[Website and app data records]

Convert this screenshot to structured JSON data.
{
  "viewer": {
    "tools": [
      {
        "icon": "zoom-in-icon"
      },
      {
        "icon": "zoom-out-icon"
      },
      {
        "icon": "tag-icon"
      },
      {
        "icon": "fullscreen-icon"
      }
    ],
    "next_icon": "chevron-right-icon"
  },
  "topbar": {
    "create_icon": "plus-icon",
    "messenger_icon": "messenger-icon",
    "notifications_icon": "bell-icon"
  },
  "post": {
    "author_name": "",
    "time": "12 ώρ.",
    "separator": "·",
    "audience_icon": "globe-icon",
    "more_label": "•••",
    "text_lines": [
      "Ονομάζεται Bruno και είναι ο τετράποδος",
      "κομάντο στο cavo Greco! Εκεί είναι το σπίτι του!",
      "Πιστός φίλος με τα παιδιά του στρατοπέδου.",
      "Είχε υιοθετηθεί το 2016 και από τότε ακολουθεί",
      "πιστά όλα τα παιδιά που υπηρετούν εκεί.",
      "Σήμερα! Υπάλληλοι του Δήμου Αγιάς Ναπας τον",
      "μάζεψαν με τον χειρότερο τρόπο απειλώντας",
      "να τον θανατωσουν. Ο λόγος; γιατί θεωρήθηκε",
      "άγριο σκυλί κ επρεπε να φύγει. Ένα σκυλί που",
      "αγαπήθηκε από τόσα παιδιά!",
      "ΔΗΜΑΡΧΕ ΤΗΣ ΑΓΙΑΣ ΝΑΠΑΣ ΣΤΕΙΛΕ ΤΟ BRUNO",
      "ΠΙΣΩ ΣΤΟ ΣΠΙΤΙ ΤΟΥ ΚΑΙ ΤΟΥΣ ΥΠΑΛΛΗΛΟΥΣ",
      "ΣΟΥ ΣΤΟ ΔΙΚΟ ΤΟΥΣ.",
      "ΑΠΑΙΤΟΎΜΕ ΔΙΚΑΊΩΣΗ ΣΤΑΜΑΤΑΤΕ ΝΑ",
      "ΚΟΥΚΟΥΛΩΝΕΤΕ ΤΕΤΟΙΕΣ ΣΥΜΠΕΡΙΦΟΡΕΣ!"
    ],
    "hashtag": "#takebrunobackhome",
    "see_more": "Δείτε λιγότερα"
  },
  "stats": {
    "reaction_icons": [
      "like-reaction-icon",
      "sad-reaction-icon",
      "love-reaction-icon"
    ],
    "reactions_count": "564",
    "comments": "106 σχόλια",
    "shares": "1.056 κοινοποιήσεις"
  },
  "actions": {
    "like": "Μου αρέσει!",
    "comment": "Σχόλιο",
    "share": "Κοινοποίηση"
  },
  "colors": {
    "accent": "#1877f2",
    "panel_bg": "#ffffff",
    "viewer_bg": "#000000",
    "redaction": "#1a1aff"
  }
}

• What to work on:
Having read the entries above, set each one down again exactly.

• Answer:
Convert this screenshot to structured JSON data.
{
  "viewer": {
    "tools": [
      {
        "icon": "zoom-in-icon"
      },
      {
        "icon": "zoom-out-icon"
      },
      {
        "icon": "tag-icon"
      },
      {
        "icon": "fullscreen-icon"
      }
    ],
    "next_icon": "chevron-right-icon"
  },
  "topbar": {
    "create_icon": "plus-icon",
    "messenger_icon": "messenger-icon",
    "notifications_icon": "bell-icon"
  },
  "post": {
    "author_name": "",
    "time": "12 ώρ.",
    "separator": "·",
    "audience_icon": "globe-icon",
    "more_label": "•••",
    "text_lines": [
      "Ονομάζεται Bruno και είναι ο τετράποδος",
      "κομάντο στο cavo Greco! Εκεί είναι το σπίτι του!",
      "Πιστός φίλος με τα παιδιά του στρατοπέδου.",
      "Είχε υιοθετηθεί το 2016 και από τότε ακολουθεί",
      "πιστά όλα τα παιδιά που υπηρετούν εκεί.",
      "Σήμερα! Υπάλληλοι του Δήμου Αγιάς Ναπας τον",
      "μάζεψαν με τον χειρότερο τρόπο απειλώντας",
      "να τον θανατωσουν. Ο λόγος; γιατί θεωρήθηκε",
      "άγριο σκυλί κ επρεπε να φύγει. Ένα σκυλί που",
      "αγαπήθηκε από τόσα παιδιά!",
      "ΔΗΜΑΡΧΕ ΤΗΣ ΑΓΙΑΣ ΝΑΠΑΣ ΣΤΕΙΛΕ ΤΟ BRUNO",
      "ΠΙΣΩ ΣΤΟ ΣΠΙΤΙ ΤΟΥ ΚΑΙ ΤΟΥΣ ΥΠΑΛΛΗΛΟΥΣ",
      "ΣΟΥ ΣΤΟ ΔΙΚΟ ΤΟΥΣ.",
      "ΑΠΑΙΤΟΎΜΕ ΔΙΚΑΊΩΣΗ ΣΤΑΜΑΤΑΤΕ ΝΑ",
      "ΚΟΥΚΟΥΛΩΝΕΤΕ ΤΕΤΟΙΕΣ ΣΥΜΠΕΡΙΦΟΡΕΣ!"
    ],
    "hashtag": "#takebrunobackhome",
    "see_more": "Δείτε λιγότερα"
  },
  "stats": {
    "reaction_icons": [
      "like-reaction-icon",
      "sad-reaction-icon",
      "love-reaction-icon"
    ],
    "reactions_count": "564",
    "comments": "106 σχόλια",
    "shares": "1.056 κοινοποιήσεις"
  },
  "actions": {
    "like": "Μου αρέσει!",
    "comment": "Σχόλιο",
    "share": "Κοινοποίηση"
  },
  "colors": {
    "accent": "#1877f2",
    "panel_bg": "#ffffff",
    "viewer_bg": "#000000",
    "redaction": "#1a1aff"
  }
}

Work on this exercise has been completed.